Samuel Beckett’s Waiting for Godot is a tragic play with two acts depicting the unbearable miserable condition of modern man. There are two tramps; Estragon and Vladimir. They are subject to an apparently endless wait expecting some sort of help from Godot but he does not come except for a vague promise that Godot will come tomorrow. Nothing is certain or clearer in the play.The scope of time seems quite disturbed because a tomorrow could mean a day, a year, a season or even a whole of one’s life in this play.
The play begins with the appearance of two tramps on a road with a single tree. Time is evening and the two of them express joy for having met again while none of them shows anything more than mere pretence in words. Estragon remains busy in either taking off his shoe or putting back it on because it hurts him. His shoe does not fit him well. And Vladimir keeps on discussing the chances of survival for human beings are very small. Both of them fight, argue, abuse each other but stay together:
Don’t touch me! Don’t question me! Don’t speak to me! Stay with me!
The playwright literally creates such a scope of nothingness in the life of the characters that:
Nothing happens, nobody comes, nobody goes, it’s awful!
The two tramps find themselves lost and their memory is very weak. They commit strange and odd things. They appear very shabby and poor. They seek repentance and want to change their condition but they feel they are unable to do so:
Very likely. They all change. Only we can’t
Lucky and Pozzo happen to cross the same road where the two tramps are sitting on a mound. Pozzo, a rich man, treats his servant Lucky no less than an animal. Every act of Lucky is considered as meant for pleasing Pozzo. His labours mean nothing to Pozzo, a symbol of inhuman behaviour attributed to modern man.

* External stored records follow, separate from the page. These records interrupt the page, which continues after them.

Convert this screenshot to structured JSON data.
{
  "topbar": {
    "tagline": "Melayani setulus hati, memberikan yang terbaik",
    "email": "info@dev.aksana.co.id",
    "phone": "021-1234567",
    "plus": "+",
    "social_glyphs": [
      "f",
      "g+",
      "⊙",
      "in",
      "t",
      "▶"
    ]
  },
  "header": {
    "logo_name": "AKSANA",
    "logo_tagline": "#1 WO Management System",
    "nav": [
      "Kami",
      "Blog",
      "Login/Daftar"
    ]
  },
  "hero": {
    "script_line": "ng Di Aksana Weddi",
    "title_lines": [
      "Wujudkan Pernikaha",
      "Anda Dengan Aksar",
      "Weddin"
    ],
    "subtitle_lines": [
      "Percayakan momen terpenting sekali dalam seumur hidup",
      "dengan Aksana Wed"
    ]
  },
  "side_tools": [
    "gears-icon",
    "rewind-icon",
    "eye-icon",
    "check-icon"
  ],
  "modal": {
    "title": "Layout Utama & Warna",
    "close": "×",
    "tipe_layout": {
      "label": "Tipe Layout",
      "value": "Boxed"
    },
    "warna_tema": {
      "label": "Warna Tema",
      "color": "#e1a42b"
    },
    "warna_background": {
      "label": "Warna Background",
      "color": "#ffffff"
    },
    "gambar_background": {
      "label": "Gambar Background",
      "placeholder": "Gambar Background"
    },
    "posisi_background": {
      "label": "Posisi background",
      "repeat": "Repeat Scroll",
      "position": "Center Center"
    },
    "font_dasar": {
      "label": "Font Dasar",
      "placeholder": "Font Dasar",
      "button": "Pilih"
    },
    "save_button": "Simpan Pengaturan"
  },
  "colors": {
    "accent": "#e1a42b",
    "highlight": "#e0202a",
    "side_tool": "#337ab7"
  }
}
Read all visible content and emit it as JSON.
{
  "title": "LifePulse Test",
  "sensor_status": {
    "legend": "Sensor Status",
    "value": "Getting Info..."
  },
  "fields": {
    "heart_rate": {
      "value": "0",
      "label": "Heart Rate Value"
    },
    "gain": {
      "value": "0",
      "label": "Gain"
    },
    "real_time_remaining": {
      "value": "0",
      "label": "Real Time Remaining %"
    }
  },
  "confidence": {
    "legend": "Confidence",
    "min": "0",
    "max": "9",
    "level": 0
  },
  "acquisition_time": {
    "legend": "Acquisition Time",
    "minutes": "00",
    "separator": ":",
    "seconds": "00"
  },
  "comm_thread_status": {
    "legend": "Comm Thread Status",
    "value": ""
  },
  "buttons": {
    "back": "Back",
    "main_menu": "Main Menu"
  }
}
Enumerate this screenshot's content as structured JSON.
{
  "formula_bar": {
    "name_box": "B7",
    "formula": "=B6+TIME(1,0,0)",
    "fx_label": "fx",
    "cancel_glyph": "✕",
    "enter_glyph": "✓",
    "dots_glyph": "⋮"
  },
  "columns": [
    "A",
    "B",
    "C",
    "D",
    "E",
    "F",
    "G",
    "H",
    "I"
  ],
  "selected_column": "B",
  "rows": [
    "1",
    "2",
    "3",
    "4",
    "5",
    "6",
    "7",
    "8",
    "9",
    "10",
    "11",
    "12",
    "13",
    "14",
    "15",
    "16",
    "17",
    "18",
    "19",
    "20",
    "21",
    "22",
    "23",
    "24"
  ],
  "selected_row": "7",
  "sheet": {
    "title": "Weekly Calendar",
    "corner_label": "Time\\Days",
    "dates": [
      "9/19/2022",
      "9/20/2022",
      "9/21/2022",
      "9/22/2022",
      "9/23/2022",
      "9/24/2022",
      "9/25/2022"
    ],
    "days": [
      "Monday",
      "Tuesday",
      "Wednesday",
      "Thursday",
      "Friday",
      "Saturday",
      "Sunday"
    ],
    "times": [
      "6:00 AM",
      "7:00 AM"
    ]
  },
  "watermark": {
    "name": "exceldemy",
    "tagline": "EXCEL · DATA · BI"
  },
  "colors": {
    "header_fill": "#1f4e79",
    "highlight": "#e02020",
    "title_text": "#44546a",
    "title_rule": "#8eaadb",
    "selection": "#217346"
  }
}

This visit also exposes the financial weakness of the two tramps that are willing to eat even the bones thrown by rich Pozzo. The fight for bones may also be considered the gloomy failure of human civilization.
The tears of the world are a constant quantity. For each one who begins to weep, somewhere else another stops.
The characters seem to have either no memory or a very weak sense of it. Pozzo does not remember to have met the two tramps before:
I don’t remember having met anyone yesterday. But tomorrow I won’t remember having met anyone today. So don’t count on me to enlighten you.
The two tramps entertain themselves with conversation, dull, blank, boring as well as sensational words but they do nothing. They even talk about suicide but action is not meant for them. Probably, they mean nothing but to show the burden of existence: “To every man his little cross. Till he dies. And is forgotten.”
The two tramps keep on waiting for Godot who never comes; however, messenger comes from him giving the message that he would come tomorrow. And the two tramps believe: “We always find something to give us the impression we exist” and they also associate their state of being to the modern man’s existence:” But at this place, at this moment of time, all mankind is us, whether we like it or not”.